-------- TASK INPUTS --------
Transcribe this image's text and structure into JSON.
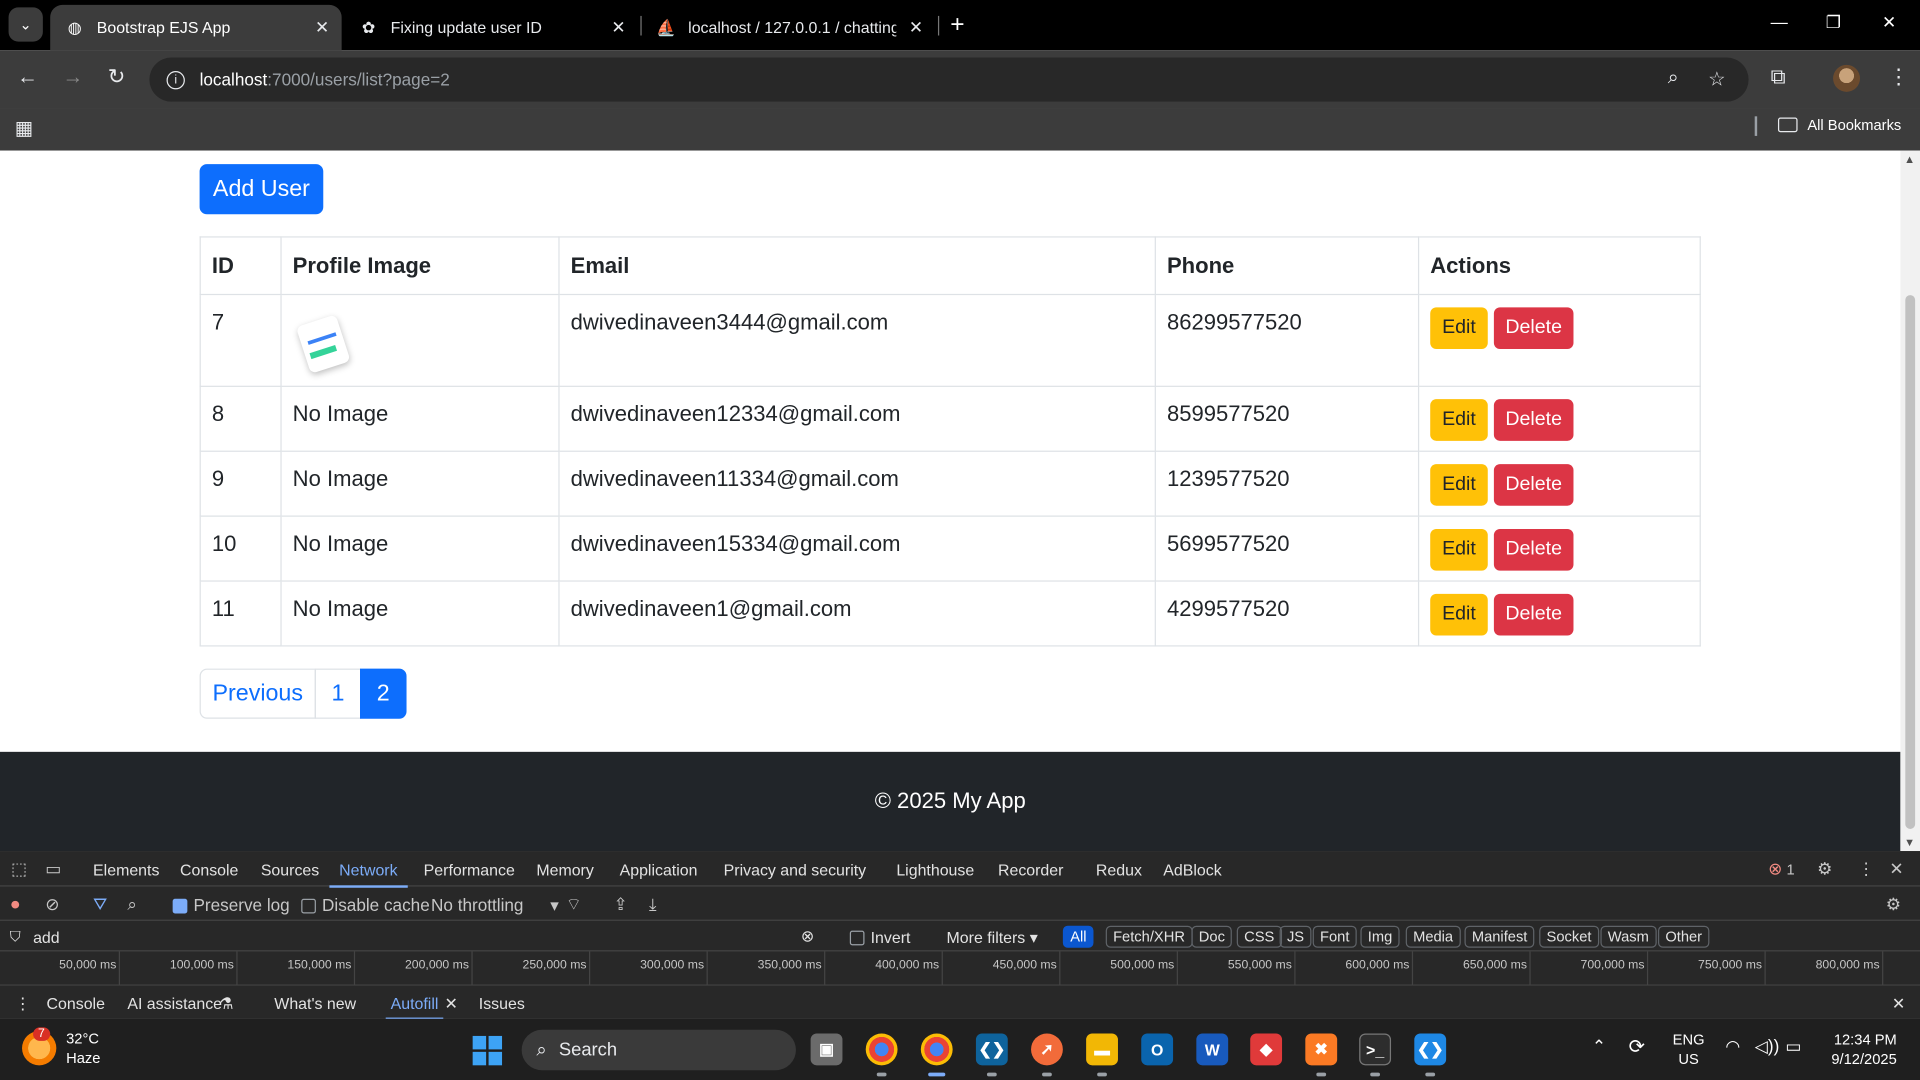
{
  "browser": {
    "tabs": [
      {
        "title": "Bootstrap EJS App",
        "active": true
      },
      {
        "title": "Fixing update user ID",
        "active": false
      },
      {
        "title": "localhost / 127.0.0.1 / chatting-",
        "active": false
      }
    ],
    "url_host": "localhost",
    "url_path": ":7000/users/list?page=2",
    "bookmarks_label": "All Bookmarks"
  },
  "page": {
    "add_user_label": "Add User",
    "table": {
      "headers": [
        "ID",
        "Profile Image",
        "Email",
        "Phone",
        "Actions"
      ],
      "rows": [
        {
          "id": "7",
          "image": "",
          "email": "dwivedinaveen3444@gmail.com",
          "phone": "86299577520"
        },
        {
          "id": "8",
          "image": "No Image",
          "email": "dwivedinaveen12334@gmail.com",
          "phone": "8599577520"
        },
        {
          "id": "9",
          "image": "No Image",
          "email": "dwivedinaveen11334@gmail.com",
          "phone": "1239577520"
        },
        {
          "id": "10",
          "image": "No Image",
          "email": "dwivedinaveen15334@gmail.com",
          "phone": "5699577520"
        },
        {
          "id": "11",
          "image": "No Image",
          "email": "dwivedinaveen1@gmail.com",
          "phone": "4299577520"
        }
      ],
      "edit_label": "Edit",
      "delete_label": "Delete"
    },
    "pagination": {
      "previous": "Previous",
      "pages": [
        "1",
        "2"
      ],
      "current": "2"
    },
    "footer": "© 2025 My App"
  },
  "devtools": {
    "tabs": [
      "Elements",
      "Console",
      "Sources",
      "Network",
      "Performance",
      "Memory",
      "Application",
      "Privacy and security",
      "Lighthouse",
      "Recorder",
      "Redux",
      "AdBlock"
    ],
    "active_tab": "Network",
    "error_count": "1",
    "preserve_log": "Preserve log",
    "disable_cache": "Disable cache",
    "throttling": "No throttling",
    "filter_value": "add",
    "invert": "Invert",
    "more_filters": "More filters",
    "type_filters": [
      "All",
      "Fetch/XHR",
      "Doc",
      "CSS",
      "JS",
      "Font",
      "Img",
      "Media",
      "Manifest",
      "Socket",
      "Wasm",
      "Other"
    ],
    "timeline_ticks": [
      "50,000 ms",
      "100,000 ms",
      "150,000 ms",
      "200,000 ms",
      "250,000 ms",
      "300,000 ms",
      "350,000 ms",
      "400,000 ms",
      "450,000 ms",
      "500,000 ms",
      "550,000 ms",
      "600,000 ms",
      "650,000 ms",
      "700,000 ms",
      "750,000 ms",
      "800,000 ms"
    ],
    "drawer_tabs": [
      "Console",
      "AI assistance",
      "What's new",
      "Autofill",
      "Issues"
    ],
    "drawer_active": "Autofill"
  },
  "taskbar": {
    "weather_badge": "7",
    "temperature": "32°C",
    "condition": "Haze",
    "search_placeholder": "Search",
    "language": "ENG",
    "region": "US",
    "time": "12:34 PM",
    "date": "9/12/2025"
  },
  "colors": {
    "primary": "#0d6efd",
    "warning": "#ffc107",
    "danger": "#dc3545",
    "footer": "#212529"
  }
}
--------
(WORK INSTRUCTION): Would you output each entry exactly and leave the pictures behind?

(YOUR SOLUTION):
Transcribe this image's text and structure into JSON.
{
  "browser": {
    "tabs": [
      {
        "title": "Bootstrap EJS App",
        "active": true
      },
      {
        "title": "Fixing update user ID",
        "active": false
      },
      {
        "title": "localhost / 127.0.0.1 / chatting-",
        "active": false
      }
    ],
    "url_host": "localhost",
    "url_path": ":7000/users/list?page=2",
    "bookmarks_label": "All Bookmarks"
  },
  "page": {
    "add_user_label": "Add User",
    "table": {
      "headers": [
        "ID",
        "Profile Image",
        "Email",
        "Phone",
        "Actions"
      ],
      "rows": [
        {
          "id": "7",
          "image": "",
          "email": "dwivedinaveen3444@gmail.com",
          "phone": "86299577520"
        },
        {
          "id": "8",
          "image": "No Image",
          "email": "dwivedinaveen12334@gmail.com",
          "phone": "8599577520"
        },
        {
          "id": "9",
          "image": "No Image",
          "email": "dwivedinaveen11334@gmail.com",
          "phone": "1239577520"
        },
        {
          "id": "10",
          "image": "No Image",
          "email": "dwivedinaveen15334@gmail.com",
          "phone": "5699577520"
        },
        {
          "id": "11",
          "image": "No Image",
          "email": "dwivedinaveen1@gmail.com",
          "phone": "4299577520"
        }
      ],
      "edit_label": "Edit",
      "delete_label": "Delete"
    },
    "pagination": {
      "previous": "Previous",
      "pages": [
        "1",
        "2"
      ],
      "current": "2"
    },
    "footer": "© 2025 My App"
  },
  "devtools": {
    "tabs": [
      "Elements",
      "Console",
      "Sources",
      "Network",
      "Performance",
      "Memory",
      "Application",
      "Privacy and security",
      "Lighthouse",
      "Recorder",
      "Redux",
      "AdBlock"
    ],
    "active_tab": "Network",
    "error_count": "1",
    "preserve_log": "Preserve log",
    "disable_cache": "Disable cache",
    "throttling": "No throttling",
    "filter_value": "add",
    "invert": "Invert",
    "more_filters": "More filters",
    "type_filters": [
      "All",
      "Fetch/XHR",
      "Doc",
      "CSS",
      "JS",
      "Font",
      "Img",
      "Media",
      "Manifest",
      "Socket",
      "Wasm",
      "Other"
    ],
    "timeline_ticks": [
      "50,000 ms",
      "100,000 ms",
      "150,000 ms",
      "200,000 ms",
      "250,000 ms",
      "300,000 ms",
      "350,000 ms",
      "400,000 ms",
      "450,000 ms",
      "500,000 ms",
      "550,000 ms",
      "600,000 ms",
      "650,000 ms",
      "700,000 ms",
      "750,000 ms",
      "800,000 ms"
    ],
    "drawer_tabs": [
      "Console",
      "AI assistance",
      "What's new",
      "Autofill",
      "Issues"
    ],
    "drawer_active": "Autofill"
  },
  "taskbar": {
    "weather_badge": "7",
    "temperature": "32°C",
    "condition": "Haze",
    "search_placeholder": "Search",
    "language": "ENG",
    "region": "US",
    "time": "12:34 PM",
    "date": "9/12/2025"
  },
  "colors": {
    "primary": "#0d6efd",
    "warning": "#ffc107",
    "danger": "#dc3545",
    "footer": "#212529"
  }
}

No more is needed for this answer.